### What to do
Where a line of the data below has the string "заказов", copy that line.

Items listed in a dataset
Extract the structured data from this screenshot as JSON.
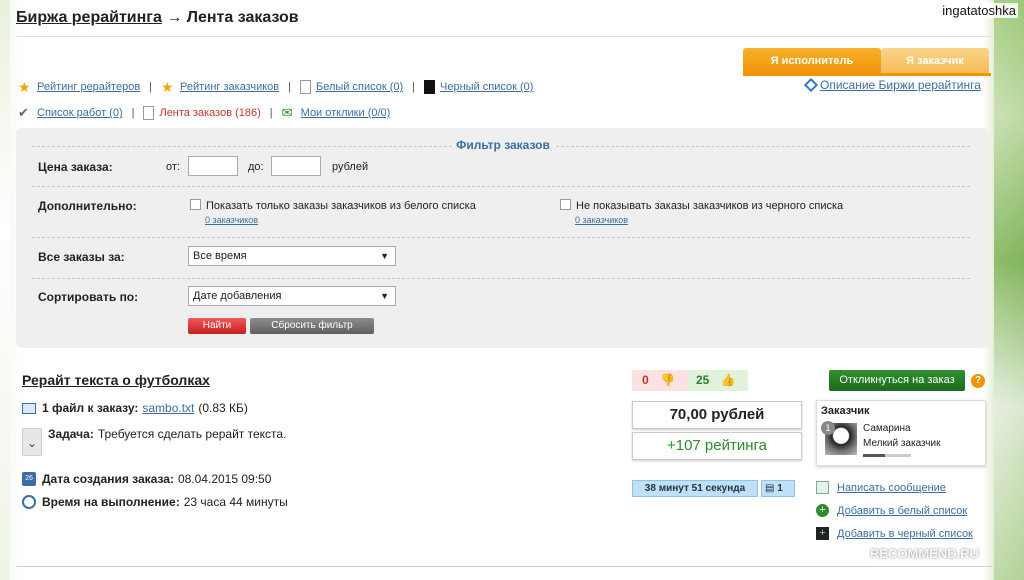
{
  "user": {
    "name": "ingatatoshka"
  },
  "breadcrumb": {
    "root": "Биржа рерайтинга",
    "arrow": "→",
    "current": "Лента заказов"
  },
  "role_tabs": {
    "executor": "Я исполнитель",
    "customer": "Я заказчик"
  },
  "nav_row1": [
    {
      "label": "Рейтинг рерайтеров",
      "icon": "star-icon"
    },
    {
      "label": "Рейтинг заказчиков",
      "icon": "star-icon"
    },
    {
      "label": "Белый список (0)",
      "icon": "white-list-icon"
    },
    {
      "label": "Черный список (0)",
      "icon": "black-list-icon"
    }
  ],
  "nav_row2": [
    {
      "label": "Список работ (0)",
      "icon": "checklist-icon"
    },
    {
      "label": "Лента заказов (186)",
      "icon": "document-icon"
    },
    {
      "label": "Мои отклики (0/0)",
      "icon": "responses-icon"
    }
  ],
  "nav_sep": "|",
  "description_link": "Описание Биржи рерайтинга",
  "filter": {
    "title": "Фильтр заказов",
    "price_label": "Цена заказа:",
    "from_label": "от:",
    "to_label": "до:",
    "currency": "рублей",
    "extra_label": "Дополнительно:",
    "whitelist_only": "Показать только заказы заказчиков из белого списка",
    "whitelist_count": "0 заказчиков",
    "hide_blacklist": "Не показывать заказы заказчиков из черного списка",
    "blacklist_count": "0 заказчиков",
    "period_label": "Все заказы за:",
    "period_value": "Все время",
    "sort_label": "Сортировать по:",
    "sort_value": "Дате добавления",
    "find_button": "Найти",
    "reset_button": "Сбросить фильтр"
  },
  "order": {
    "title": "Рерайт текста о футболках",
    "files_label": "1 файл к заказу:",
    "file_name": "sambo.txt",
    "file_size": "(0.83 КБ)",
    "task_label": "Задача:",
    "task_text": "Требуется сделать рерайт текста.",
    "created_label": "Дата создания заказа:",
    "created_value": "08.04.2015 09:50",
    "duration_label": "Время на выполнение:",
    "duration_value": "23 часа 44 минуты",
    "votes_down": "0",
    "votes_up": "25",
    "price": "70,00 рублей",
    "rating_bonus": "+107 рейтинга",
    "time_left": "38 минут 51 секунда",
    "responses_count": "1",
    "respond_button": "Откликнуться на заказ",
    "help": "?",
    "calendar_day": "26"
  },
  "customer": {
    "title": "Заказчик",
    "level": "1",
    "name": "Самарина",
    "type": "Мелкий заказчик",
    "level_progress": 0.45
  },
  "actions": [
    {
      "label": "Написать сообщение",
      "icon": "message-icon"
    },
    {
      "label": "Добавить в белый список",
      "icon": "add-white-list-icon"
    },
    {
      "label": "Добавить в черный список",
      "icon": "add-black-list-icon"
    }
  ],
  "watermark": "RECOMMEND.RU",
  "colors": {
    "link": "#3a6ea5",
    "accent_orange": "#f19306",
    "find_red": "#c81e1e",
    "respond_green": "#1d6b1d"
  }
}
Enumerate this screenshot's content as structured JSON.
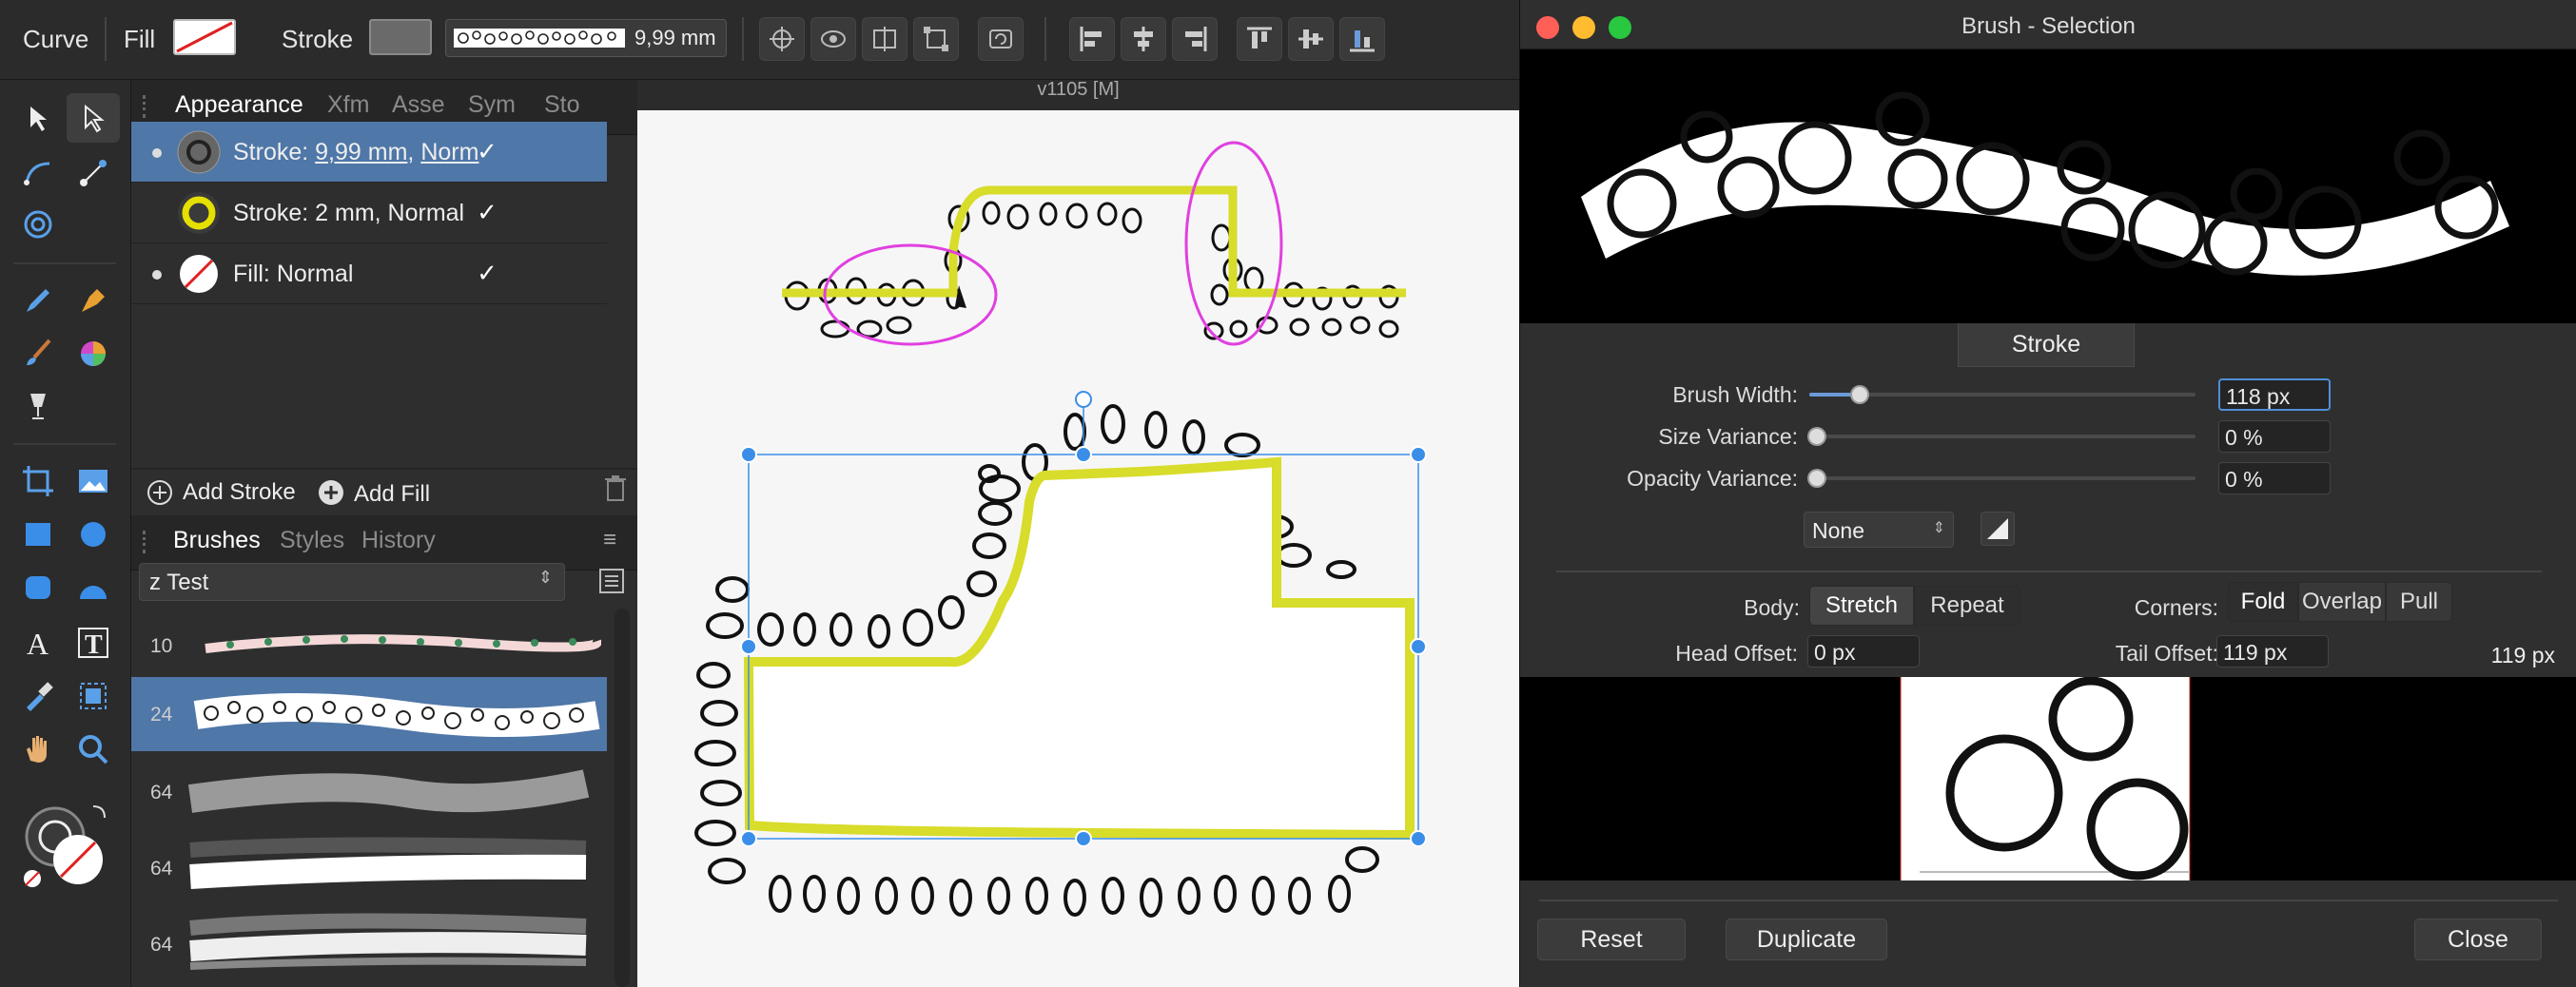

### Result
    "current": "Лента заказов"
      "label": "Лента заказов (186)",
    "title": "Фильтр заказов",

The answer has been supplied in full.